Slavik is a man of strong, compassionate faith expressed in word and deed. His love for people shines through in the deep interest and concern shown to each and every person he meets. A few weeks ago he arranged to meet Tatjana at the bus station in Riga, to help her get on the bus to Germany, where her niece lives. She was feeling very nervous about the journey, and her bus was delayed, so Slavik sat with her for more than hour, helping her calm down until the bus arrived, and she was then able to board with peace in her heart.

Reflecting on Slavik’s personality and gifts, I am reminded of Gary Chapman’s Five Love Languages, two of which are time and service. Slavik places a high priority on sitting down with people, usually over food, and giving them his full attention for as long as they need. If, during the conversation, practical needs emerge, Slavik is always willing to serve by helping to meet those needs. Even though the reason for him being in Latvia is the cruel, devastating war in Ukraine, I am glad to have the opportunity to get to know him and serve alongside him.

Anna Roth

Growing up in three distinct cultures – rural Latvia, a farming community in the high desert of Central Oregon and the historic city of Bath, UK – has given me a unique worldview and capacity to appreciate the essence of each place and person I encounter.
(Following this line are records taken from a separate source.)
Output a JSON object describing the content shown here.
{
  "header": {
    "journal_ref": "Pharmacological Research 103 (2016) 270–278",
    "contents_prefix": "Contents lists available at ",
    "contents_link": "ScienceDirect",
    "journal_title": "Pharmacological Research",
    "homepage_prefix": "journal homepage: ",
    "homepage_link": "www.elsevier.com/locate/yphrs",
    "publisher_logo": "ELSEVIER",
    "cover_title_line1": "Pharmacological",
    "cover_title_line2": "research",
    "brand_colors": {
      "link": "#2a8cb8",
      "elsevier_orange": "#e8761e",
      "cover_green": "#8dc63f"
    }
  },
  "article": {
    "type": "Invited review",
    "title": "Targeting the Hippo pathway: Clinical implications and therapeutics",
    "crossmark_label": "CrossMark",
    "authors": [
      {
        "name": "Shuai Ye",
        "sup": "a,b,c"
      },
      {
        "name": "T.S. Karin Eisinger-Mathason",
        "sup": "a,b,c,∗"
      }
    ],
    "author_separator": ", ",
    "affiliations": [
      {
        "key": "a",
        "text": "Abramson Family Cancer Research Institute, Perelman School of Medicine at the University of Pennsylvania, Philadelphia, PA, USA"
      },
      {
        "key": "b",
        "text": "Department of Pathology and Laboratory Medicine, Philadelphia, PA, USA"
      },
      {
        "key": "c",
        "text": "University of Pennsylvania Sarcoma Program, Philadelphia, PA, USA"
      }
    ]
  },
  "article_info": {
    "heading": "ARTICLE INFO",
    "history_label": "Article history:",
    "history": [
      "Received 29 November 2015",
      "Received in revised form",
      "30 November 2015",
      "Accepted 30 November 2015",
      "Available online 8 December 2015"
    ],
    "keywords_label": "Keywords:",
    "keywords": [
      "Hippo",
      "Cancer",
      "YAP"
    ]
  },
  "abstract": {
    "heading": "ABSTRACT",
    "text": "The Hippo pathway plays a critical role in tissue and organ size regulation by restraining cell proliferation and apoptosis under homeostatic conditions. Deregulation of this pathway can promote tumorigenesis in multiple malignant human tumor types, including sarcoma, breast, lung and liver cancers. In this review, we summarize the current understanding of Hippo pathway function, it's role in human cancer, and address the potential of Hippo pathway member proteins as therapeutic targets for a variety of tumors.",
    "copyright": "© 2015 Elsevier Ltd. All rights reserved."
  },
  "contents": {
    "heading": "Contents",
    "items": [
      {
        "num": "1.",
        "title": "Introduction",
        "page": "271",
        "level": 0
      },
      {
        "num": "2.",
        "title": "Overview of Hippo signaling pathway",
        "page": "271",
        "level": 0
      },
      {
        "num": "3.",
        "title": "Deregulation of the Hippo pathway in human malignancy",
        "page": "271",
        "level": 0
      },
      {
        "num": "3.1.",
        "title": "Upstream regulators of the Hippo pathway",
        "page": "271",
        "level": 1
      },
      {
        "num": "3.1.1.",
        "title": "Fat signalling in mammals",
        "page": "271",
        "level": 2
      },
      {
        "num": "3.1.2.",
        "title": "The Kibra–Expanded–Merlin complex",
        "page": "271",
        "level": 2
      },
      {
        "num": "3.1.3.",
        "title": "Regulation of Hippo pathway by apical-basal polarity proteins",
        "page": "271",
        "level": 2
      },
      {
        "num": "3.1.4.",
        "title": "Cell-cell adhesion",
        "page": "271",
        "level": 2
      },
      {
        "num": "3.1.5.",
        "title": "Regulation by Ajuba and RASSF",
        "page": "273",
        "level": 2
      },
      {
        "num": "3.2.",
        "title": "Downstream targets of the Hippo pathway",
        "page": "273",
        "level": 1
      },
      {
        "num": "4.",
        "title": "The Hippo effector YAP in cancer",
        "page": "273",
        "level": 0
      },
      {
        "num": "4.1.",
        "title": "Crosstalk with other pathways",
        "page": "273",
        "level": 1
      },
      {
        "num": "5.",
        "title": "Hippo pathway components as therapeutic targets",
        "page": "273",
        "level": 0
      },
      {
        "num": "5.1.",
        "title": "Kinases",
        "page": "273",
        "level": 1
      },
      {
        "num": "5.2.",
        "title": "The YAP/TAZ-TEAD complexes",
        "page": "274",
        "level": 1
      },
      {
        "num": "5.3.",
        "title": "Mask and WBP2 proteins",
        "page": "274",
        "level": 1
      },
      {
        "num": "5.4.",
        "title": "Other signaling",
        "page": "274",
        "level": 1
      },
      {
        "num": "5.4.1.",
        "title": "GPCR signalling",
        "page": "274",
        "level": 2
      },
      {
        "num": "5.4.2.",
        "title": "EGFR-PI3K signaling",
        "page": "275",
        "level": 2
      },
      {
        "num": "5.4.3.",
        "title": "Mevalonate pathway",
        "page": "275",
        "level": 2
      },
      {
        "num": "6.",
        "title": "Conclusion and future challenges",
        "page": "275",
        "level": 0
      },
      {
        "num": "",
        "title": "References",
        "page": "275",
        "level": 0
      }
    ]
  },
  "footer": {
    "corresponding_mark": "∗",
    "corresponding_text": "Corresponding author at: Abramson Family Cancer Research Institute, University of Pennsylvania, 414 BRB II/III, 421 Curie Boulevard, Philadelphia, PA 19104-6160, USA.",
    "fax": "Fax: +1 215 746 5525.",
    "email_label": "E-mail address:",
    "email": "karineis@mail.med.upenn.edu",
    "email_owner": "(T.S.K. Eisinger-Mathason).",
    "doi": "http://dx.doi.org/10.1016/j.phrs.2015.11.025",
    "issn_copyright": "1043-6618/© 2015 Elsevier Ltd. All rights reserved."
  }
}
I know and love people from all walks of life, with vastly differing political convictions, interests, talents and backgrounds. Whether creating a life story book for a Latvian young person who grew up in the care system, photographing a dusty cattle drive in the Oregon desert or collaborating with a model on a fashion shoot at an English beach, I make a connection with each subject based on deep respect for who they are.